2. Remaking shows that are still on air is stupid (and hurts the original show).
Why the hell does the US feel the need to re-make every single British TV show that gains even a small following? What the hell is up with this? And why do British TV people let them get away with it? Maybe this is just because I’ve watched a lot of British TV (Being Human, Jekyll, Sherlock of course, Robin Hood, Doctor Who, Torchwood, etc.), so I’m just as comfortable with it stylistically as I am with US television, but it seems weird to me that anyone would bother to re-make these shows. The remakes are so similar to the originals that it hardly seems to make sense to make a second version, especially considering that the US versions tend to water the stories down in favor of blatant sexual pandering and prettier actors (British actors tend to be a bit less attractive than their US counterparts, I’ve noticed, but infinitely more convincing, which is the actual point of acting, anyway). I don’t understand. What’s the point in it all? Why not just import the original show, which is usually better anyway?
There are, of course, some exceptions to this. For example, I would argue that the remake of the Office was warranted, because the specific brand of comedy in that show doesn’t translate well to US audiences, and being primarily a comedy, the whole business required translation to really work. That’s why fans of the US Office rarely like the British one, and vice versa. That said, the vast majority of the time, these remakes are a mistake. I was relieved when I heard that Moffat, Gatiss, Vertue et. al. turned down CBS when they asked to remake Sherlock. Finally, I thought, British TV makers who stand up for their creation rather than selling it! Then CBS just goes and launches a “totally different” show. It’s…depressing, to say the least.
What’s really sad about all these remakes, though, is that US audiences then assume that the remake is the only version out there–since the fact that it’s a remake isn’t exactly advertised–and then when the show bombs, everyone just gives up on it. I suppose that’s what really bugs me about this. If Elementary sucks as hard as I think it’s going to, that’s going to reflect on Sherlock, no matter how little they are actually related. And that’s just…ugh.

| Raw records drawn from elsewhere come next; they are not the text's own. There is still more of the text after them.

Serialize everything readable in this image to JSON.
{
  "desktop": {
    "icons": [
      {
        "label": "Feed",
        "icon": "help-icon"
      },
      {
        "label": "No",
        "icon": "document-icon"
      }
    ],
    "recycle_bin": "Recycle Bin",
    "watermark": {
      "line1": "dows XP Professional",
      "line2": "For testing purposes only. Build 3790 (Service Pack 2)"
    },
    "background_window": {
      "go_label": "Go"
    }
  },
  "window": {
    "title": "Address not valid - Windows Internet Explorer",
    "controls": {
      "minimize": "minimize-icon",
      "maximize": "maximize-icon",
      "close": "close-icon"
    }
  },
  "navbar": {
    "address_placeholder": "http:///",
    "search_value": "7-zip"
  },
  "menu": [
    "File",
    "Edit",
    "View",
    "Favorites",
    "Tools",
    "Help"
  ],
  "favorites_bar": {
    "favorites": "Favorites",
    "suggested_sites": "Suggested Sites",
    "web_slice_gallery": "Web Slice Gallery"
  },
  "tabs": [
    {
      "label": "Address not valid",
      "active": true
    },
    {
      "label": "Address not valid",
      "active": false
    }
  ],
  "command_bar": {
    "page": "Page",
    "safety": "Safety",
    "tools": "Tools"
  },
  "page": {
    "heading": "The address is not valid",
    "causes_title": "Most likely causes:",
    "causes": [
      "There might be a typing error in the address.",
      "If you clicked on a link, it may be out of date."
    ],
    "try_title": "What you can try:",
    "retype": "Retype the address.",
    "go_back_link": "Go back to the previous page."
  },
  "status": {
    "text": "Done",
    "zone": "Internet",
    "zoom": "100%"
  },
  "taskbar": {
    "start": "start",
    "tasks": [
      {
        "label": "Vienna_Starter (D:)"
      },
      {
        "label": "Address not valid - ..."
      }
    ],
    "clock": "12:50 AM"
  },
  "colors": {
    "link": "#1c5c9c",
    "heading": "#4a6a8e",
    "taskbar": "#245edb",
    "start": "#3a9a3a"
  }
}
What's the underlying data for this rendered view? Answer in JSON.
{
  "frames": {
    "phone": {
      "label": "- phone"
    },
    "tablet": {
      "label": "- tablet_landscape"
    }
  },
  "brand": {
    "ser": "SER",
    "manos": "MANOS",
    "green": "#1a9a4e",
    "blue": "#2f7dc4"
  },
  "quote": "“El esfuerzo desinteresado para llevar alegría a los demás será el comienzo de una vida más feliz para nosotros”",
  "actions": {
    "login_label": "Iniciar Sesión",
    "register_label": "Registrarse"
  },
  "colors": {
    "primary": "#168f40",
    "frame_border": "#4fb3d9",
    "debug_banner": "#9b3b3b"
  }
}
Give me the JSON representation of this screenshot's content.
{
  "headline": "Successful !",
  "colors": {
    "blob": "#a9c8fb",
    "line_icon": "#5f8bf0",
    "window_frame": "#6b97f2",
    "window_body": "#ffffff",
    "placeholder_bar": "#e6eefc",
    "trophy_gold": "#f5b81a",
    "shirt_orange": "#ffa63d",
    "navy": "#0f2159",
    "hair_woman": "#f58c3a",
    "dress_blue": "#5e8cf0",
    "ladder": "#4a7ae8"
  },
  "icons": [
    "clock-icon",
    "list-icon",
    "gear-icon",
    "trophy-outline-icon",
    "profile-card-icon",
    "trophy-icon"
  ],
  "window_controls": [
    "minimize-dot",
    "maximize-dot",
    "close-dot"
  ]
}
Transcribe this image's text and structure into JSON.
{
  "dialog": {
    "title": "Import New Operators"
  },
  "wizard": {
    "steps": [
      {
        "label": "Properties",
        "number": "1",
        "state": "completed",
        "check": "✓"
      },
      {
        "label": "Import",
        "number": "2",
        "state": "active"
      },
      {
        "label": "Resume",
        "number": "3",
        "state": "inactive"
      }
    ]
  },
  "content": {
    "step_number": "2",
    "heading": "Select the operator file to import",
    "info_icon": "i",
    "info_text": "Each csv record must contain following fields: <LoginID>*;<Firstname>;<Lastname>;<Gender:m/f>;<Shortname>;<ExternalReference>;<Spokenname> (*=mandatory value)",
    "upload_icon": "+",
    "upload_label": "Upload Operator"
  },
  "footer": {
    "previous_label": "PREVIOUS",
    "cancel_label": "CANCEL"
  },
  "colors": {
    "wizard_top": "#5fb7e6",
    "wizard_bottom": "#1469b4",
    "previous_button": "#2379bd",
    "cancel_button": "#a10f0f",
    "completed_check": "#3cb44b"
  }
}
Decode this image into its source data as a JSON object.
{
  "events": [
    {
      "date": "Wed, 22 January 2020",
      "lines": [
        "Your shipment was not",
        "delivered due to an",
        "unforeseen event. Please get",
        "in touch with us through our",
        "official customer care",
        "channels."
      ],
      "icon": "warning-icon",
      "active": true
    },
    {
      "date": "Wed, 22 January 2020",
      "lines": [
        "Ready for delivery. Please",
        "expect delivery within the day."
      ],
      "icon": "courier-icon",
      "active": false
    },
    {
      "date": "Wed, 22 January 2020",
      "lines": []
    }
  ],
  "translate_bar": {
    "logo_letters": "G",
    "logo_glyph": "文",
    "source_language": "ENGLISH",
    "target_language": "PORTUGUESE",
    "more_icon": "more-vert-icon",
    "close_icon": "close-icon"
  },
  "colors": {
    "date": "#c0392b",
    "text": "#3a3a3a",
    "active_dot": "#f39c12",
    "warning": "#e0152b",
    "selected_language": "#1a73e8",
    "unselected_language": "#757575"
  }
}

And I realize that I shouldn’t pass judgement on a show I haven’t seen yet, but something is rotten in 221B Baker St., and I am keeping my guard up on this one. I will probably watch the first episode, allowing that it doesn’t come to blows in court for the Sherlock creators (if a copyright battle breaks out, I will have to abstain on principle), but I don’t have high hopes. And either way, the second Miss Watson and Mr. Holmes lock lips, I’m out.
“I’m not a psychopath, Anderson. I’m a high-functioning sociopath. Do your research.” -Sherlock Holmes, Sherlock, A Study in Pink (S1E1)
pg. 215 of Gulliver’s Travels by Jonathan Swift
P.S. While I still maintain that (the original) Sherlock Holmes was the first to do this, I realize that the whole asshole-genius-with-long-suffering-and-overly-nice-best-friend-who-is-also-pretty-smart trope is actually pretty common in modern television. In fact, I made a badly drawn little comic about it, over on my deviantArt. Enjoy, I suppose.